[Items from an interface collection]
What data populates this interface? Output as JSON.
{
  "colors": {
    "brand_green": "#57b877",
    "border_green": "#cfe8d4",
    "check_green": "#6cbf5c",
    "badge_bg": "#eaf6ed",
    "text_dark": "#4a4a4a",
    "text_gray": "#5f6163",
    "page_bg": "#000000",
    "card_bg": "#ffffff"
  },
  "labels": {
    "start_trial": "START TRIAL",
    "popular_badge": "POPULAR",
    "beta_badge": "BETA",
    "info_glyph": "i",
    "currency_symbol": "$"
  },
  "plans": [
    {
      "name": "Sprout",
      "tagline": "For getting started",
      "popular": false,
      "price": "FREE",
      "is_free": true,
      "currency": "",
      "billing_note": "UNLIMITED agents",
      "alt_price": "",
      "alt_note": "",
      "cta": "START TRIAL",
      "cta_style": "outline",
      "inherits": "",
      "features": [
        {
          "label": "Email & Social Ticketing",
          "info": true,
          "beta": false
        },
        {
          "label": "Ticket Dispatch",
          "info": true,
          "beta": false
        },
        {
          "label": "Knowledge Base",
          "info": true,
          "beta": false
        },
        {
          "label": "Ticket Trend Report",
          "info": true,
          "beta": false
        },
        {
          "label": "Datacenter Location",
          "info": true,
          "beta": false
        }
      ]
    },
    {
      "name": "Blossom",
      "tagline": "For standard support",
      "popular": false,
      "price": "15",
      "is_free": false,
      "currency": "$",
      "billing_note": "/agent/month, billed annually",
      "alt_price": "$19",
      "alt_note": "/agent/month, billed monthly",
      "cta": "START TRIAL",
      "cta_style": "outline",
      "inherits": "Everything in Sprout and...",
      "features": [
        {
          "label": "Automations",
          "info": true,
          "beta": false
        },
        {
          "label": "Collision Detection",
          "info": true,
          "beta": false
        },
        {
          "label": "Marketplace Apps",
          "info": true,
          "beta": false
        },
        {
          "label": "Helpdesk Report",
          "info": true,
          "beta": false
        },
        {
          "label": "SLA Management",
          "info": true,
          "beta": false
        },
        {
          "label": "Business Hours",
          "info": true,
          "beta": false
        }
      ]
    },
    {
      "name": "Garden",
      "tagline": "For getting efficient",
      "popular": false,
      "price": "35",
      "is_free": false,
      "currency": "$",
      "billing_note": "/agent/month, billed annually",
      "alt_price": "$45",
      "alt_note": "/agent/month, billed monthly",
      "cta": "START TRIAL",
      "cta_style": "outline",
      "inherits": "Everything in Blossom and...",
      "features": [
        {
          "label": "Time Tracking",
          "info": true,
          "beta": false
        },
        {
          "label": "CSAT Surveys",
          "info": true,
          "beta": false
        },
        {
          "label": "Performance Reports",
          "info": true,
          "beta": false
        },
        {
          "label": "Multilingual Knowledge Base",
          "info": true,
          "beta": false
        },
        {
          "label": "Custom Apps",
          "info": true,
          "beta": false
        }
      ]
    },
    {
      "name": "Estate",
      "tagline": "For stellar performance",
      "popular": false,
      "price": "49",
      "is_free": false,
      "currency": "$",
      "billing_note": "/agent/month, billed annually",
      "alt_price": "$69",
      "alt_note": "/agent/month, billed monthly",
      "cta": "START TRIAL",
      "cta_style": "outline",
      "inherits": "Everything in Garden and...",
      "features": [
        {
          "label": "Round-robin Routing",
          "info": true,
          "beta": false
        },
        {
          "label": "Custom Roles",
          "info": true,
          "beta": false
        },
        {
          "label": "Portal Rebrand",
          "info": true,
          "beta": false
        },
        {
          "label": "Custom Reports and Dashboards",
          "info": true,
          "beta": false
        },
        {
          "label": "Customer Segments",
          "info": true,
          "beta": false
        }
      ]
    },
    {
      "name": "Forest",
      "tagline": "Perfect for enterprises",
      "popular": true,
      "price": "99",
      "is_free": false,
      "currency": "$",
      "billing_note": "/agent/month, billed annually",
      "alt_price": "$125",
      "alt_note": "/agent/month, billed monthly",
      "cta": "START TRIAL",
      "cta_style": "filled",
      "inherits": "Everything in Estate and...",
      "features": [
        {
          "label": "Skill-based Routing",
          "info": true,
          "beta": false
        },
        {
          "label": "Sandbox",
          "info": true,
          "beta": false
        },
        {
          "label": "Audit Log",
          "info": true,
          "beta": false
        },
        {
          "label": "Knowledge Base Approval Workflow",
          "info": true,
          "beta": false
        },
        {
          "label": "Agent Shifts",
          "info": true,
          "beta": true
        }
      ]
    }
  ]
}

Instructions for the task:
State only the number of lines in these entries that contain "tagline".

Exercise output:
5